Bishop’s Tawton has in it’s parish 4268 acres of land and around 1200 residents. It is one of the oldest parishes in Devon and St. John the Baptist Church, a grade 1 listed building and landmark in the village, is said to be the oldest church in the county. This has a 14th. Century spire, and the baptismal font is Norman.
It is often reported that Bishop’s Tawton was a very early See for the Bishop of Exeter until Putta, the second bishop, removed the See to Crediton. Although widely believed and often written, this has been difficult to prove and the debate goes on. It is thought that the bishop continued to have a palace in the village long after the See was removed and traces of the original palace building have been incorporated into the house at Court Farm.
During the English Civil War a fierce confrontation between the Roundheads and Cavaliers was fought across the Taw. Canon balls fired during this battle lodged into the walls of Court Farm and are still in existence today.
The more recent history of the village has been uncovered by the “Memories” project. Members of the Community Ladies group collected oral histories, old photos and other memorabilia to draw up a picture of village life over the last two centuries and displayed the information at a very successful exhibition in the village hall early in 2012, with more than 600 visitors coming through the doors.
Farming has always played an important part in Bishop’s Tawton life and during the latter part of the 19th and into the 20th. Century there were no fewer than twenty four farms in the parish. Bishop’s Tawton village was the hub of this local farming community and before the advent of the car and easier transport links to Barnstaple it was a very self contained community. There were two mills in the parish, grinding corn and a saw mill. There was a Blacksmith and an agricultural engineering business as well as shops that could provide you with all you needed for daily living, food, sweets, newspapers, shoe menders, and even knitting wool and radio parts!
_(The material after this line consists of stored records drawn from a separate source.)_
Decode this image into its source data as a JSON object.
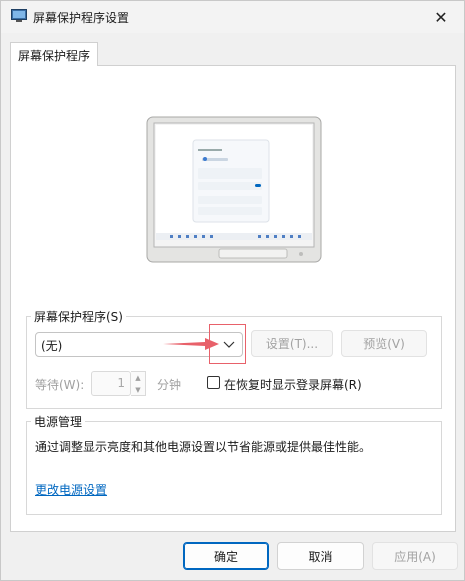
{
  "window": {
    "title": "屏幕保护程序设置",
    "close_glyph": "✕"
  },
  "tabs": [
    {
      "label": "屏幕保护程序"
    }
  ],
  "screensaver": {
    "group_label": "屏幕保护程序(S)",
    "selected_value": "(无)",
    "settings_label": "设置(T)...",
    "preview_label": "预览(V)",
    "wait_label": "等待(W):",
    "wait_value": "1",
    "wait_unit": "分钟",
    "resume_checkbox_label": "在恢复时显示登录屏幕(R)",
    "resume_checked": false
  },
  "power": {
    "group_label": "电源管理",
    "description": "通过调整显示亮度和其他电源设置以节省能源或提供最佳性能。",
    "link_label": "更改电源设置"
  },
  "footer": {
    "ok_label": "确定",
    "cancel_label": "取消",
    "apply_label": "应用(A)"
  },
  "annotation": {
    "color": "#e8616a"
  },
  "colors": {
    "accent": "#0067c0",
    "dialog_bg": "#f0f0f0",
    "panel_bg": "#ffffff"
  }
}
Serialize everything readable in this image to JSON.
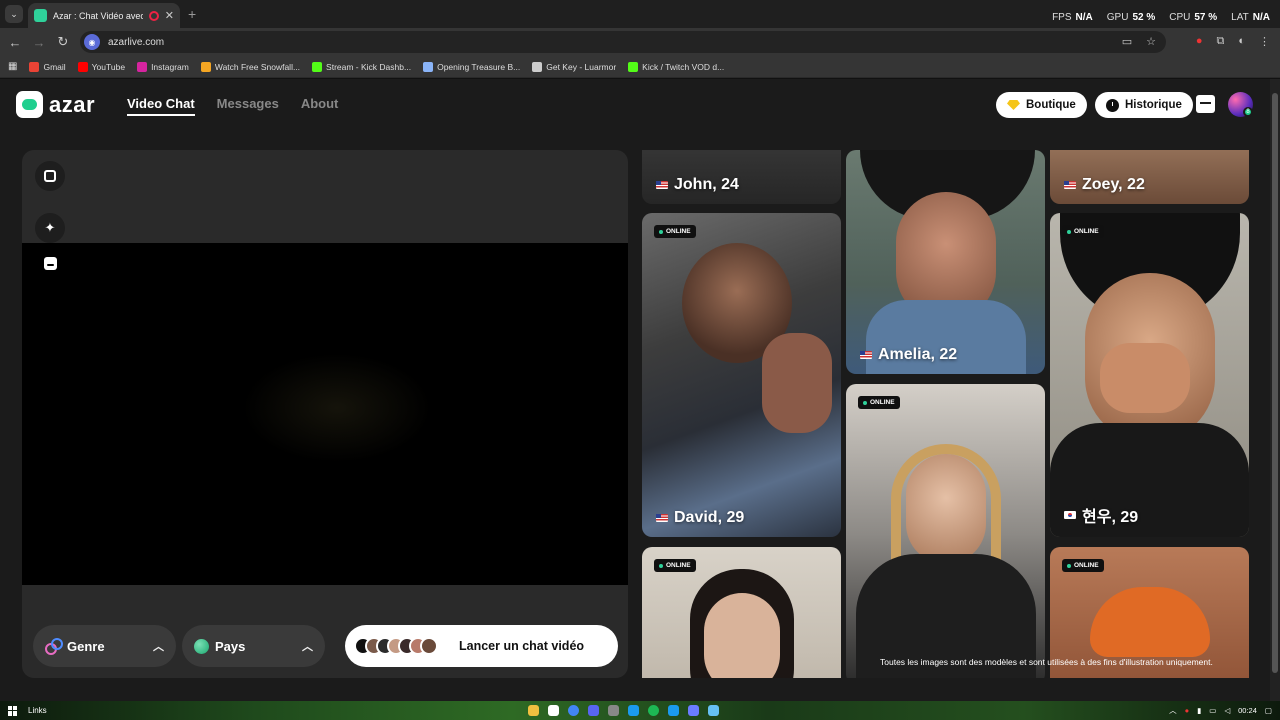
{
  "browser": {
    "tab_title": "Azar : Chat Vidéo avec de n",
    "tab_close": "✕",
    "new_tab": "+",
    "perf": [
      {
        "label": "FPS",
        "value": "N/A"
      },
      {
        "label": "GPU",
        "value": "52 %"
      },
      {
        "label": "CPU",
        "value": "57 %"
      },
      {
        "label": "LAT",
        "value": "N/A"
      }
    ],
    "url": "azarlive.com",
    "bookmarks": [
      {
        "label": "Gmail",
        "color": "#ea4335"
      },
      {
        "label": "YouTube",
        "color": "#ff0000"
      },
      {
        "label": "Instagram",
        "color": "#d6249f"
      },
      {
        "label": "Watch Free Snowfall...",
        "color": "#f5a623"
      },
      {
        "label": "Stream - Kick Dashb...",
        "color": "#53fc18"
      },
      {
        "label": "Opening Treasure B...",
        "color": "#8ab4f8"
      },
      {
        "label": "Get Key - Luarmor",
        "color": "#cccccc"
      },
      {
        "label": "Kick / Twitch VOD d...",
        "color": "#53fc18"
      }
    ]
  },
  "site": {
    "logo_text": "azar",
    "nav": [
      "Video Chat",
      "Messages",
      "About"
    ],
    "boutique_label": "Boutique",
    "historique_label": "Historique",
    "avatar_badge": "8",
    "genre_label": "Genre",
    "pays_label": "Pays",
    "launch_label": "Lancer un chat vidéo",
    "launch_faces": [
      "#7a5a4a",
      "#2b2b2b",
      "#c49a84",
      "#3a2a2a",
      "#b87a6a",
      "#6a4a3a"
    ],
    "online_label": "ONLINE",
    "cards": [
      {
        "name": "John, 24",
        "flag": "us",
        "online": false
      },
      {
        "name": "Zoey, 22",
        "flag": "us",
        "online": false
      },
      {
        "name": "David, 29",
        "flag": "us",
        "online": true
      },
      {
        "name": "Amelia, 22",
        "flag": "us",
        "online": false
      },
      {
        "name": "현우, 29",
        "flag": "kr",
        "online": true
      },
      {
        "name": "",
        "flag": "",
        "online": true
      },
      {
        "name": "",
        "flag": "",
        "online": true
      },
      {
        "name": "",
        "flag": "",
        "online": true
      }
    ],
    "disclaimer": "Toutes les images sont des modèles et sont utilisées à des fins d'illustration uniquement."
  },
  "taskbar": {
    "links_label": "Links",
    "time": "00:24",
    "app_colors": [
      "#f0c040",
      "#ffffff",
      "#4285f4",
      "#5865f2",
      "#888888",
      "#1b9aee",
      "#1db954",
      "#1b9aee",
      "#6a7cff",
      "#66c0f4"
    ]
  }
}
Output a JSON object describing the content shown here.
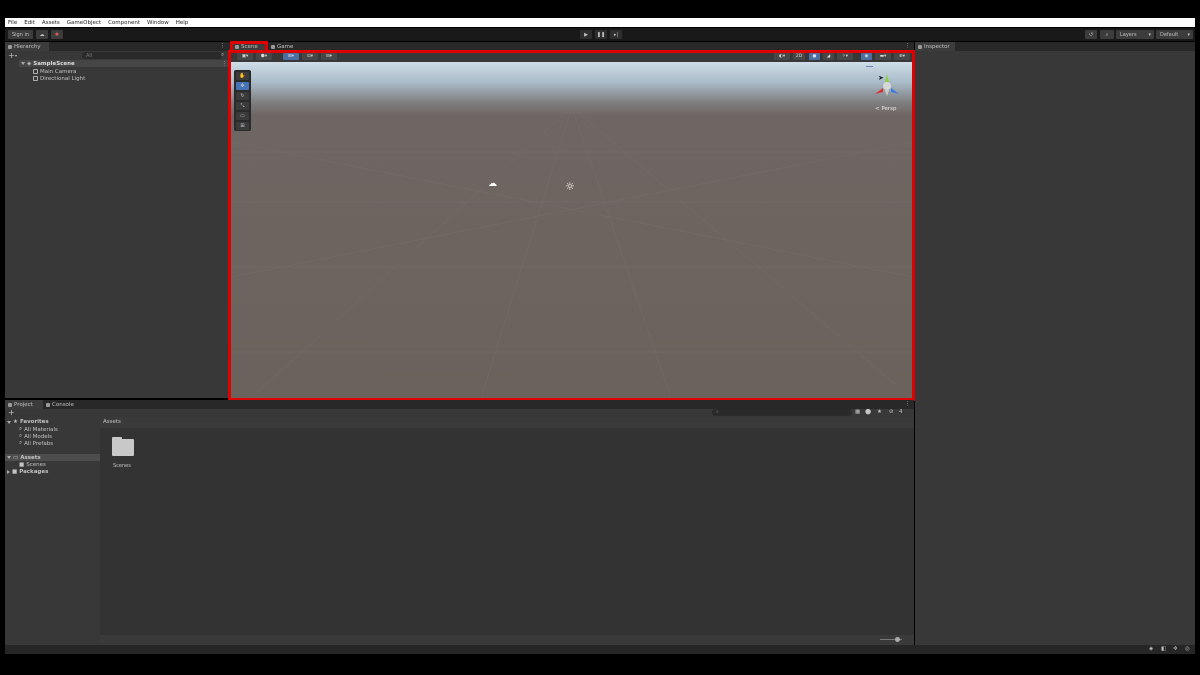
{
  "menu": [
    "File",
    "Edit",
    "Assets",
    "GameObject",
    "Component",
    "Window",
    "Help"
  ],
  "toolbar": {
    "sign_in": "Sign in",
    "layers": "Layers",
    "layout": "Default"
  },
  "hierarchy": {
    "tab": "Hierarchy",
    "search_placeholder": "All",
    "scene": "SampleScene",
    "items": [
      "Main Camera",
      "Directional Light"
    ]
  },
  "scene": {
    "tabs": [
      "Scene",
      "Game"
    ],
    "btn_2d": "2D",
    "persp_label": "< Persp",
    "colors": {
      "highlight": "#e00000",
      "sky": "#cfdee8",
      "ground": "#6c625c"
    }
  },
  "inspector": {
    "tab": "Inspector"
  },
  "project": {
    "tabs": [
      "Project",
      "Console"
    ],
    "breadcrumb": "Assets",
    "favorites": {
      "label": "Favorites",
      "items": [
        "All Materials",
        "All Models",
        "All Prefabs"
      ]
    },
    "assets": {
      "label": "Assets",
      "children": [
        "Scenes"
      ]
    },
    "packages": "Packages",
    "folder_label": "Scenes",
    "hidden_count": "4"
  }
}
There was a lively social scene, with a strong WI, local drama groups, a “Save the Village Hall” committee putting on various events. There were village fetes and tea dances and Christmas lunches for the over 60’s.
Sport played a very important role in village life. There were local cricket and football teams going back to the early 1900s and Bishop’s Tawton badminton club reached it’s peak in the late 1970’s becoming the first North Devon club to reach the county finals.
Bishop’s Tawton has had several famous residents, a well known football player, a notorious suffragette and the arresting officer of “the Man they Couldn’t Hang” have all resided in the village. In addition to these claims to fame, The Thomas Corn Drill was invented in Bishop’s Tawton and has been exported all over the world.
The “Memories” project continues and following numerous requests the information collected is being collated and prepared for publication during 2014. The Book of Bishops Tawton will be launched next year and you will be able to pre-order a copy and see your name in print. Watch the website for more information about this. Anyone with further information about Bishop’s Tawton’s past is welcome to contact Judy Luxford on 01271 345189.